Segment Open
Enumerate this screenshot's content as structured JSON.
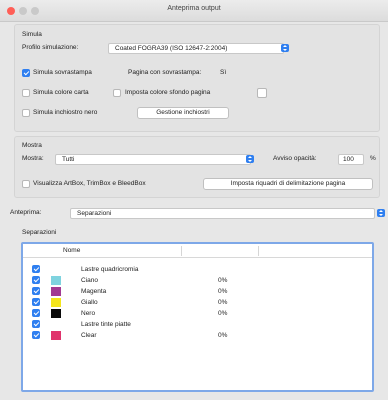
{
  "window": {
    "title": "Anteprima output"
  },
  "simula": {
    "section_label": "Simula",
    "profile_label": "Profilo simulazione:",
    "profile_value": "Coated FOGRA39 (ISO 12647-2:2004)",
    "simulate_overprint": "Simula sovrastampa",
    "simulate_overprint_checked": true,
    "overprint_page_label": "Pagina con sovrastampa:",
    "overprint_page_value": "Sì",
    "simulate_paper": "Simula colore carta",
    "simulate_paper_checked": false,
    "set_page_bg": "Imposta colore sfondo pagina",
    "set_page_bg_checked": false,
    "simulate_black_ink": "Simula inchiostro nero",
    "simulate_black_ink_checked": false,
    "ink_manager_button": "Gestione inchiostri"
  },
  "mostra": {
    "section_label": "Mostra",
    "show_label": "Mostra:",
    "show_value": "Tutti",
    "opacity_label": "Avviso opacità:",
    "opacity_value": "100",
    "opacity_unit": "%",
    "show_boxes": "Visualizza ArtBox, TrimBox e BleedBox",
    "show_boxes_checked": false,
    "set_boxes_button": "Imposta riquadri di delimitazione pagina"
  },
  "anteprima": {
    "label": "Anteprima:",
    "value": "Separazioni"
  },
  "separazioni": {
    "section_label": "Separazioni",
    "column_name": "Nome",
    "rows": [
      {
        "name": "Lastre quadricromia",
        "percent": "",
        "checked": true,
        "swatch": ""
      },
      {
        "name": "Ciano",
        "percent": "0%",
        "checked": true,
        "swatch": "#7fd3df"
      },
      {
        "name": "Magenta",
        "percent": "0%",
        "checked": true,
        "swatch": "#a13a93"
      },
      {
        "name": "Giallo",
        "percent": "0%",
        "checked": true,
        "swatch": "#f4e51c"
      },
      {
        "name": "Nero",
        "percent": "0%",
        "checked": true,
        "swatch": "#0a0a0a"
      },
      {
        "name": "Lastre tinte piatte",
        "percent": "",
        "checked": true,
        "swatch": ""
      },
      {
        "name": "Clear",
        "percent": "0%",
        "checked": true,
        "swatch": "#e0336c"
      }
    ]
  },
  "colors": {
    "accent": "#2f7ff0",
    "focus_ring": "#7ea8e8",
    "window_bg": "#e7e7e7"
  }
}
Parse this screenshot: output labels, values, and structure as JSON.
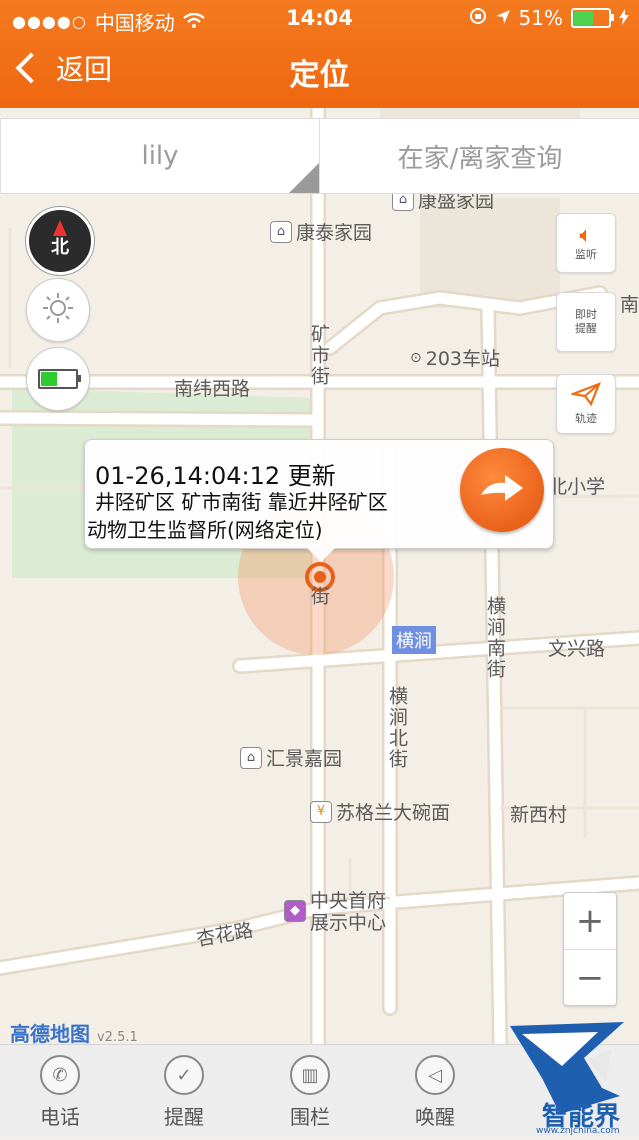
{
  "status": {
    "dots": "●●●●○",
    "carrier": "中国移动",
    "time": "14:04",
    "battery": "51%"
  },
  "nav": {
    "back": "返回",
    "title": "定位"
  },
  "selectors": {
    "device": "lily",
    "query": "在家/离家查询"
  },
  "compass": {
    "label": "北"
  },
  "actions": {
    "monitor": "监听",
    "remind": "即时\n提醒",
    "track": "轨迹"
  },
  "map_labels": {
    "kangsheng": "康盛家园",
    "kangtai": "康泰家园",
    "kuangshi_street": "矿市街",
    "station": "203车站",
    "nanwei_west": "南纬西路",
    "nan_edge": "南",
    "xiaoxue": "北小学",
    "hengjian_badge": "横涧",
    "hengjian_south": "横涧南街",
    "wenxing": "文兴路",
    "hengjian_north": "横涧北街",
    "huijing": "汇景嘉园",
    "sugelan": "苏格兰大碗面",
    "xinxicun": "新西村",
    "zhongyang": "中央首府\n展示中心",
    "xinghua": "杏花路",
    "jie": "街"
  },
  "popup": {
    "time": "01-26,14:04:12 更新",
    "address1": "井陉矿区 矿市南街 靠近井陉矿区",
    "address2": "动物卫生监督所(网络定位)"
  },
  "zoom": {
    "in": "+",
    "out": "−"
  },
  "map_brand": {
    "name": "高德地图",
    "version": "v2.5.1"
  },
  "tabs": [
    {
      "label": "电话",
      "icon": "phone-icon"
    },
    {
      "label": "提醒",
      "icon": "alarm-icon"
    },
    {
      "label": "围栏",
      "icon": "fence-icon"
    },
    {
      "label": "唤醒",
      "icon": "speaker-icon"
    }
  ],
  "watermark": {
    "name": "智能界",
    "url": "www.znjchina.com"
  },
  "colors": {
    "accent": "#f06a12",
    "map_bg": "#f3efe7",
    "park": "#dcebd3"
  }
}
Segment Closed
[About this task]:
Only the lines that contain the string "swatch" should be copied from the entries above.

[Exercise result]:
        "swatch": ""
        "swatch": "#7fd3df"
        "swatch": "#a13a93"
        "swatch": "#f4e51c"
        "swatch": "#0a0a0a"
        "swatch": ""
        "swatch": "#e0336c"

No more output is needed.